* PROBLEM TO WORK ON
Which lines in the records below mention the word "name"? Copy each one out.

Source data

☆ ☆ ☆ ☆ ☆ ☆ ☆

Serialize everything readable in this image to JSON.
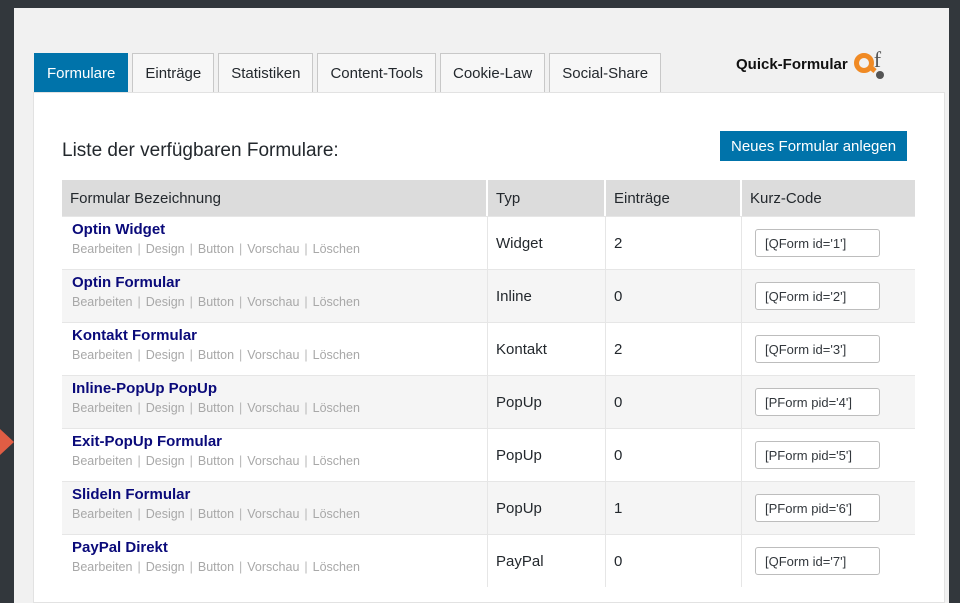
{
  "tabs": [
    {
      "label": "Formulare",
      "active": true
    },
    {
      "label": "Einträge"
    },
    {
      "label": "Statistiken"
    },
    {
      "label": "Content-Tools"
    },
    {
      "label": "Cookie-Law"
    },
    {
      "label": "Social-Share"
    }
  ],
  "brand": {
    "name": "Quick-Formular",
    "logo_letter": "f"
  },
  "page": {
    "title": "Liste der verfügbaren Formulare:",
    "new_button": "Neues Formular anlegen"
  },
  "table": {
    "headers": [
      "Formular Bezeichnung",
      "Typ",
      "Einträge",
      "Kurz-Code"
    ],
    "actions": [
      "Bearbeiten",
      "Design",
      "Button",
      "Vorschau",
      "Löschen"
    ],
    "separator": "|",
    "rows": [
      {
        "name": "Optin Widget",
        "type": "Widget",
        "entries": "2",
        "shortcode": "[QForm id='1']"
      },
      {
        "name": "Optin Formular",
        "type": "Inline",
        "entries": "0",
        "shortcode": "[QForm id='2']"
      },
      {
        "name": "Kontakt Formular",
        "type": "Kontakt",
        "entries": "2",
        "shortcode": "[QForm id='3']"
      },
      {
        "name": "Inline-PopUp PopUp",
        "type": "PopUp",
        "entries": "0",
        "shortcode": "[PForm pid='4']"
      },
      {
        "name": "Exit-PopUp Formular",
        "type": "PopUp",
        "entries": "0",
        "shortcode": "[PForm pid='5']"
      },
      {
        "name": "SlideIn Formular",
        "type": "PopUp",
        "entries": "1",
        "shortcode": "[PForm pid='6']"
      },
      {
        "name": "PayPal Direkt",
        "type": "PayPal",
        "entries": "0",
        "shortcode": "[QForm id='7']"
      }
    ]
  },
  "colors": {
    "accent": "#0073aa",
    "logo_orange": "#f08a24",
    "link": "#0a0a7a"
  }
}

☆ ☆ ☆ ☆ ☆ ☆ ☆

* TASK RESPONSE
    "name": "Quick-Formular",
        "name": "Optin Widget",
        "name": "Optin Formular",
        "name": "Kontakt Formular",
        "name": "Inline-PopUp PopUp",
        "name": "Exit-PopUp Formular",
        "name": "SlideIn Formular",
        "name": "PayPal Direkt",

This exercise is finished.